The union, for its part, has said the idea isn’t acceptable but that members are exploring “the possibility of giving a little to get a lot back — with strong contractual guarantees.”
And it isn’t just teachers who are worried about this. Principals’ salaries rise and fall with those of teachers, so they and other educators would take the hit, too.
Teachers are especially riled about this idea because the average teacher salary in the school district last year was $64,318 — lower than many nearby districts like Sweetwater ($72,682), San Dieguito ($75,272) and La Mesa-Spring Valley ($72,019), according to an analysis by the Sacramento Bee. The California average is $66,995.
There’s another factor to look at, though, when it comes to salaries and spending. While teacher salaries are low, San Diego Unified has historically been more heavily staffed with teachers than other school districts. I ran the numbers for last year: There were roughly 18 students per San Diego Unified teacher, compared to roughly 23 students per teacher in the Sweetwater or San Dieguito school districts.
That low student-to-teacher ratio may make you scratch your head, especially when you see class sizes in many schools. But “teachers” also includes people who are teachers but not necessarily tasked with their own classroom, like the resource teachers who help struggling teachers. Those same jobs may be performed by workers who aren’t teachers in other school districts, which complicates any comparison.

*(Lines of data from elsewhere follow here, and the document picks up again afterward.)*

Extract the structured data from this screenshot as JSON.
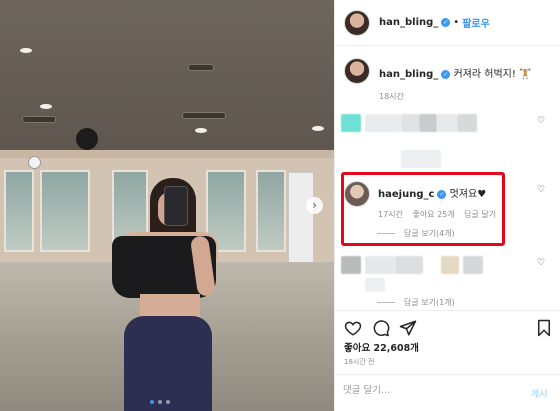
{
  "post": {
    "username": "han_bling_",
    "follow_label": "팔로우",
    "separator": "•",
    "caption_text": "커져라 허벅지! 🏋",
    "caption_time": "18시간"
  },
  "highlighted_comment": {
    "username": "haejung_c",
    "text": "멋져요♥",
    "time": "17시간",
    "likes": "좋아요 25개",
    "reply_label": "답글 달기",
    "view_replies": "답글 보기(4개)"
  },
  "second_thread": {
    "view_replies": "답글 보기(1개)"
  },
  "footer": {
    "likes": "좋아요 22,608개",
    "time_ago": "18시간 전",
    "comment_placeholder": "댓글 달기...",
    "post_label": "게시"
  },
  "colors": {
    "accent": "#3897f0",
    "highlight_border": "#e2091c"
  },
  "icons": [
    "heart-icon",
    "comment-icon",
    "share-icon",
    "bookmark-icon",
    "verified-icon",
    "chevron-right-icon"
  ]
}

Does that pattern of keeping more teachers — but at lower pay — hold for this year? I’m getting some numbers to check. The teachers union is expected to respond to the pay proposal this week.
— EMILY ALPERT